Check out "Crayola" below and don't miss out on the show tonight. It's free!
More than a whimsical performer, the mastermind behind Lightspeed Champion, 23 year old Devonté Hynes, is an accomplished composer. His work includes songs by The Chemical Brothers, Basement Jaxx and Solange Knowls. In 2009, Hynes was asked by the British Film Institute to rearrange and perform the full soundtrack of the cult classic Harold and Maude. As Lightspeed Champion, Devonté Hynes released his first full-length Falling off the Lavender Bridge in 2007. With the help of Mike Mogis, Lightspeed Champion fished the Omaha music scene and recruited a number of Saddle Creek Records fixtures for the unique recording. While Falling off the Lavender Bridge was not lauded as the introverted masterpiece it set out to be, Lightspeed Champion sparked a sincere curiosity among its listeners.
For his February 2010 LP release, Hynes relocated to another settlement not short on musicians, Brooklyn. By calling on producer Ben Allen (Animal Collective, Gnarles Barkley, and Gringo Starr), Hynes suggested a newer, more exploratory sound for Life Is Sweet! Nice to Meet You.
The album’s lead single, "Marlene," presents swooping strings and a crunchy dance rhythm, capped off with a brittle guitar solo that sounds like the amorous calling of a Tyrannosaurs Rex.
At just 23 years old, Devonté Hynes has recorded an album that is as intimate as it is spacious and harmonious as it is brazen. From a vocal standpoint, Hynes still comes off as plaintive. That said, his ability to be assertive can be found in the adventurous arrangements that reveal his interestingly diverse background.
While Life Is Sweet! Nice to Meet You may not be Devonté Hynes’ opus, it does accurately tap exciting points on the timeline of music, leaving the curious listener to excitedly wonder, what will he do next?
Check out the video for "Marlene" by Lightspeed Champion:

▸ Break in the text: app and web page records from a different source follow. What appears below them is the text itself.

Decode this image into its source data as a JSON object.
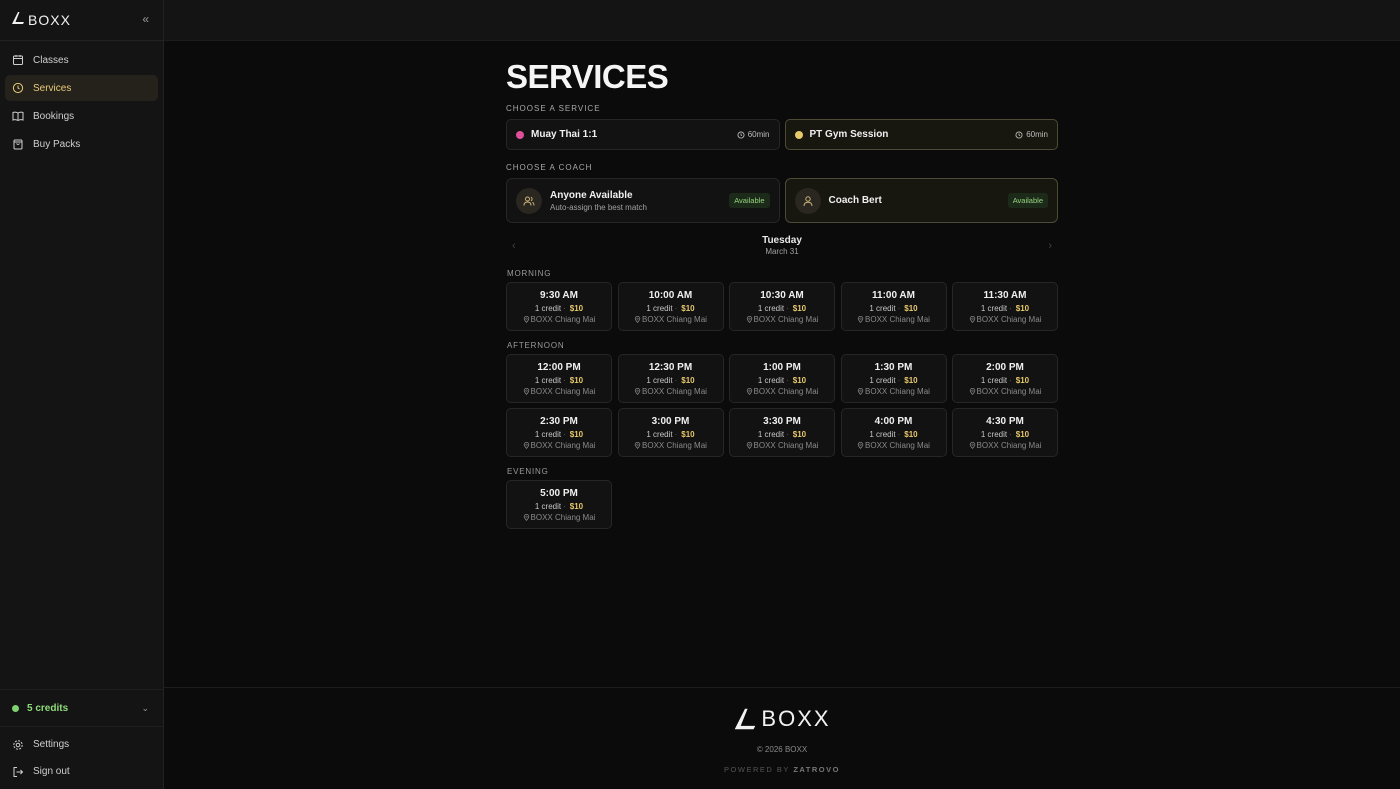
{
  "brand": {
    "name": "BOXX"
  },
  "sidebar": {
    "collapse_icon": "double-chevron-left-icon",
    "items": [
      {
        "label": "Classes",
        "icon": "calendar-icon",
        "active": false
      },
      {
        "label": "Services",
        "icon": "clock-icon",
        "active": true
      },
      {
        "label": "Bookings",
        "icon": "book-icon",
        "active": false
      },
      {
        "label": "Buy Packs",
        "icon": "bag-icon",
        "active": false
      }
    ],
    "credits": "5 credits",
    "bottom": [
      {
        "label": "Settings",
        "icon": "gear-icon"
      },
      {
        "label": "Sign out",
        "icon": "sign-out-icon"
      }
    ]
  },
  "page": {
    "title": "SERVICES"
  },
  "services": {
    "label": "CHOOSE A SERVICE",
    "items": [
      {
        "name": "Muay Thai 1:1",
        "duration": "60min",
        "color": "#e0509a",
        "selected": false
      },
      {
        "name": "PT Gym Session",
        "duration": "60min",
        "color": "#e7c86a",
        "selected": true
      }
    ]
  },
  "coaches": {
    "label": "CHOOSE A COACH",
    "items": [
      {
        "name": "Anyone Available",
        "sub": "Auto-assign the best match",
        "badge": "Available",
        "selected": false
      },
      {
        "name": "Coach Bert",
        "sub": "",
        "badge": "Available",
        "selected": true
      }
    ]
  },
  "day": {
    "name": "Tuesday",
    "date": "March 31"
  },
  "periods": [
    {
      "label": "MORNING",
      "slots": [
        {
          "time": "9:30 AM",
          "credit": "1 credit",
          "price": "$10",
          "location": "BOXX Chiang Mai"
        },
        {
          "time": "10:00 AM",
          "credit": "1 credit",
          "price": "$10",
          "location": "BOXX Chiang Mai"
        },
        {
          "time": "10:30 AM",
          "credit": "1 credit",
          "price": "$10",
          "location": "BOXX Chiang Mai"
        },
        {
          "time": "11:00 AM",
          "credit": "1 credit",
          "price": "$10",
          "location": "BOXX Chiang Mai"
        },
        {
          "time": "11:30 AM",
          "credit": "1 credit",
          "price": "$10",
          "location": "BOXX Chiang Mai"
        }
      ]
    },
    {
      "label": "AFTERNOON",
      "slots": [
        {
          "time": "12:00 PM",
          "credit": "1 credit",
          "price": "$10",
          "location": "BOXX Chiang Mai"
        },
        {
          "time": "12:30 PM",
          "credit": "1 credit",
          "price": "$10",
          "location": "BOXX Chiang Mai"
        },
        {
          "time": "1:00 PM",
          "credit": "1 credit",
          "price": "$10",
          "location": "BOXX Chiang Mai"
        },
        {
          "time": "1:30 PM",
          "credit": "1 credit",
          "price": "$10",
          "location": "BOXX Chiang Mai"
        },
        {
          "time": "2:00 PM",
          "credit": "1 credit",
          "price": "$10",
          "location": "BOXX Chiang Mai"
        },
        {
          "time": "2:30 PM",
          "credit": "1 credit",
          "price": "$10",
          "location": "BOXX Chiang Mai"
        },
        {
          "time": "3:00 PM",
          "credit": "1 credit",
          "price": "$10",
          "location": "BOXX Chiang Mai"
        },
        {
          "time": "3:30 PM",
          "credit": "1 credit",
          "price": "$10",
          "location": "BOXX Chiang Mai"
        },
        {
          "time": "4:00 PM",
          "credit": "1 credit",
          "price": "$10",
          "location": "BOXX Chiang Mai"
        },
        {
          "time": "4:30 PM",
          "credit": "1 credit",
          "price": "$10",
          "location": "BOXX Chiang Mai"
        }
      ]
    },
    {
      "label": "EVENING",
      "slots": [
        {
          "time": "5:00 PM",
          "credit": "1 credit",
          "price": "$10",
          "location": "BOXX Chiang Mai"
        }
      ]
    }
  ],
  "footer": {
    "brand": "BOXX",
    "copyright": "© 2026 BOXX",
    "powered_prefix": "POWERED BY",
    "powered_by": "ZATROVO"
  },
  "colors": {
    "accent": "#e7c86a",
    "credits_green": "#7fd26d",
    "available_green": "#96d47f",
    "background": "#0b0b0c"
  }
}
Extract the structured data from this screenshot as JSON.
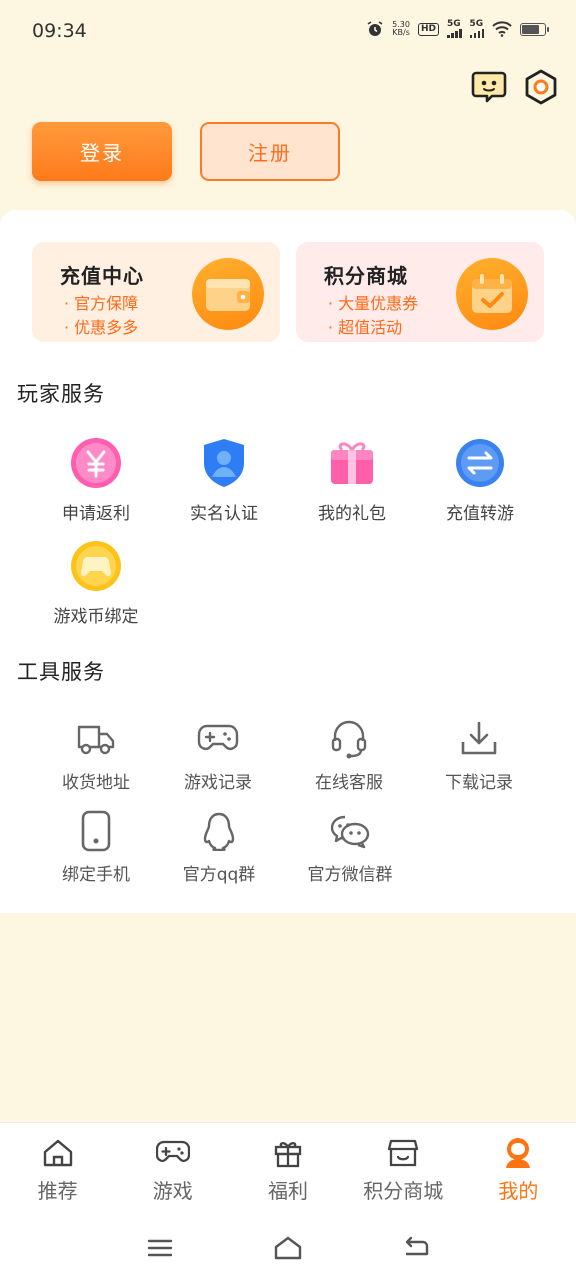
{
  "status": {
    "time": "09:34",
    "speed_value": "5.30",
    "speed_unit": "KB/s",
    "hd": "HD",
    "signal1": "5G",
    "signal2": "5G"
  },
  "auth": {
    "login_label": "登录",
    "register_label": "注册"
  },
  "promos": [
    {
      "title": "充值中心",
      "line1": "· 官方保障",
      "line2": "· 优惠多多"
    },
    {
      "title": "积分商城",
      "line1": "· 大量优惠券",
      "line2": "· 超值活动"
    }
  ],
  "player_services": {
    "title": "玩家服务",
    "items": [
      {
        "label": "申请返利",
        "icon": "rebate-yen-icon"
      },
      {
        "label": "实名认证",
        "icon": "identity-shield-icon"
      },
      {
        "label": "我的礼包",
        "icon": "gift-box-icon"
      },
      {
        "label": "充值转游",
        "icon": "transfer-arrows-icon"
      },
      {
        "label": "游戏币绑定",
        "icon": "gamepad-coin-icon"
      }
    ]
  },
  "tool_services": {
    "title": "工具服务",
    "items": [
      {
        "label": "收货地址",
        "icon": "delivery-truck-icon"
      },
      {
        "label": "游戏记录",
        "icon": "gamepad-icon"
      },
      {
        "label": "在线客服",
        "icon": "headset-icon"
      },
      {
        "label": "下载记录",
        "icon": "download-icon"
      },
      {
        "label": "绑定手机",
        "icon": "phone-icon"
      },
      {
        "label": "官方qq群",
        "icon": "qq-penguin-icon"
      },
      {
        "label": "官方微信群",
        "icon": "wechat-icon"
      }
    ]
  },
  "bottom_nav": {
    "active": "我的",
    "items": [
      {
        "label": "推荐",
        "icon": "home-icon"
      },
      {
        "label": "游戏",
        "icon": "gamepad-icon"
      },
      {
        "label": "福利",
        "icon": "gift-icon"
      },
      {
        "label": "积分商城",
        "icon": "store-icon"
      },
      {
        "label": "我的",
        "icon": "user-icon"
      }
    ]
  },
  "colors": {
    "accent": "#ff7a1a",
    "page_bg": "#fdf6e0"
  }
}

The Heligoats is just something that came together one winter between Chris Otepka and the band Ulysses S. Grant from Chicago. These friends got together and recorded an album, Goodness Gracious, before Otepka was to leave Chicago and go west. Maybe the move was an important anticipation for him, whose lyrics reflect a change for the better. The title track, “Goodness Gracious,” expresses his life changing transformation, with the grateful and inspiring lyrics, “I went from having hope so low, to having a surplus/I went from burning my days by, to burning daylight with a purpose.” The whole album seems to express this sentiment. The lyrics are the driving force of this music with fun word play, full of water/ocean life metaphors, references to swimming and living life outside, communing with nature. The lyrics have a good mix of humor and hope with some shadows of darkness which is what he overcomes. The inspirational lyrics are backed by acoustic-driven folk-rock that and can be energetic and upbeat as well as slow and heartfelt.
Goodness Gracious is surprising.The lyrics are fun, inspiring, grateful and gracious and well thought out. It’s nice to hear about changing for the better sometimes. Otepka can finally say “goodnight for real this time.” It'll help you sleep at night knowing he meant it.
Check out "Fish Sticks" from the Heligoats' Daytrotter session:
Dan Black, an English electronica artist, began his career with alternative rock group Servant. When the group broke up in the 2007, he continued his music career, signing with Polydor Records. Black's sound is similar to Delphic, with synth loops and hip-hop beats and his vocal tonality is reminiscent of MGMT.
Check out the video for "Symphonies":